STORED DATA:
|---|

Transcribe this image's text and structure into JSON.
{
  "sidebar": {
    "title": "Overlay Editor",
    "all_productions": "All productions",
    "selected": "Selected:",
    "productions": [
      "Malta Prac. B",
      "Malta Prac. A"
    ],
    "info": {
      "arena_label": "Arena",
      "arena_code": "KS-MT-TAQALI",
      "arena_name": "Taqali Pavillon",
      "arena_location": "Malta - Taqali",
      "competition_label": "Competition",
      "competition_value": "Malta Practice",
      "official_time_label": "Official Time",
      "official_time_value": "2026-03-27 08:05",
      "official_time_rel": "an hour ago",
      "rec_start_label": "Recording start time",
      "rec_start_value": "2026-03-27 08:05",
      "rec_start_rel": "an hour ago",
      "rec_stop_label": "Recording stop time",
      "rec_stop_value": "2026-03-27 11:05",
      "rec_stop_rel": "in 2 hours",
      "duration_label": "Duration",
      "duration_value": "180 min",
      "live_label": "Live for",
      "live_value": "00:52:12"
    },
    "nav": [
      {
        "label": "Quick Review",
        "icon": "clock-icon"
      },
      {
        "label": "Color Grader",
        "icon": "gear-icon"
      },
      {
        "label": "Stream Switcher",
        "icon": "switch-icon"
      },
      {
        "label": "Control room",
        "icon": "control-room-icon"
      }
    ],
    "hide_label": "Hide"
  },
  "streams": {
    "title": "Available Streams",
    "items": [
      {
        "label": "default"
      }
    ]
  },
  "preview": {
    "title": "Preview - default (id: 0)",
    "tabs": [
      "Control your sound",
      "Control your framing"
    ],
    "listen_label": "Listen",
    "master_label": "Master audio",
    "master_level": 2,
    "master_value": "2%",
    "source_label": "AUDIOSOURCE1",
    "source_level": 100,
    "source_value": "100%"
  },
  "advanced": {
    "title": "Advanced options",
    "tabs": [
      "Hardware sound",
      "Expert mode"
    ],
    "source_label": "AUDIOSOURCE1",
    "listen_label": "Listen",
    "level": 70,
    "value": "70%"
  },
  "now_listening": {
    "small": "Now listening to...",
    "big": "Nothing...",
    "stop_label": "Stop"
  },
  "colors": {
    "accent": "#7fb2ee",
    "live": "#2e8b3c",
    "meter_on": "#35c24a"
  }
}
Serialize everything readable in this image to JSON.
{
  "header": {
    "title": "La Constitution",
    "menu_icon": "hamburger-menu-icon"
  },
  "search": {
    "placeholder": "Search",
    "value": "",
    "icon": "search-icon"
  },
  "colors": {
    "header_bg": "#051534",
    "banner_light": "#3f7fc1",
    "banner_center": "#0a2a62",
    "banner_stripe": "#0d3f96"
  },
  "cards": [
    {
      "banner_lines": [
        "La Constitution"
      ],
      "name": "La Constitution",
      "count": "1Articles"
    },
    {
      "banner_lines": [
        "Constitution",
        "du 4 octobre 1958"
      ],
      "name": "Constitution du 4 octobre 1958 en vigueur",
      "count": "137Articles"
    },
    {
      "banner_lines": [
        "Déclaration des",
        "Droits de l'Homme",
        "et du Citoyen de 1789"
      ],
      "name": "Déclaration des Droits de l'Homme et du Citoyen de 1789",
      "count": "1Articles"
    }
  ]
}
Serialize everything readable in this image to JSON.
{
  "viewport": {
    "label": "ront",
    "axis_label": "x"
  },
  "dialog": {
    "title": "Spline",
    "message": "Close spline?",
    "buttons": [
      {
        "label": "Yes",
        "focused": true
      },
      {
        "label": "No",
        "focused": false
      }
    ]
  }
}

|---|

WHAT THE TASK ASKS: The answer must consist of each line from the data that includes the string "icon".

RESPONSE BOX:
        "icon": "clock-icon"
        "icon": "gear-icon"
        "icon": "switch-icon"
        "icon": "control-room-icon"
    "menu_icon": "hamburger-menu-icon"
    "icon": "search-icon"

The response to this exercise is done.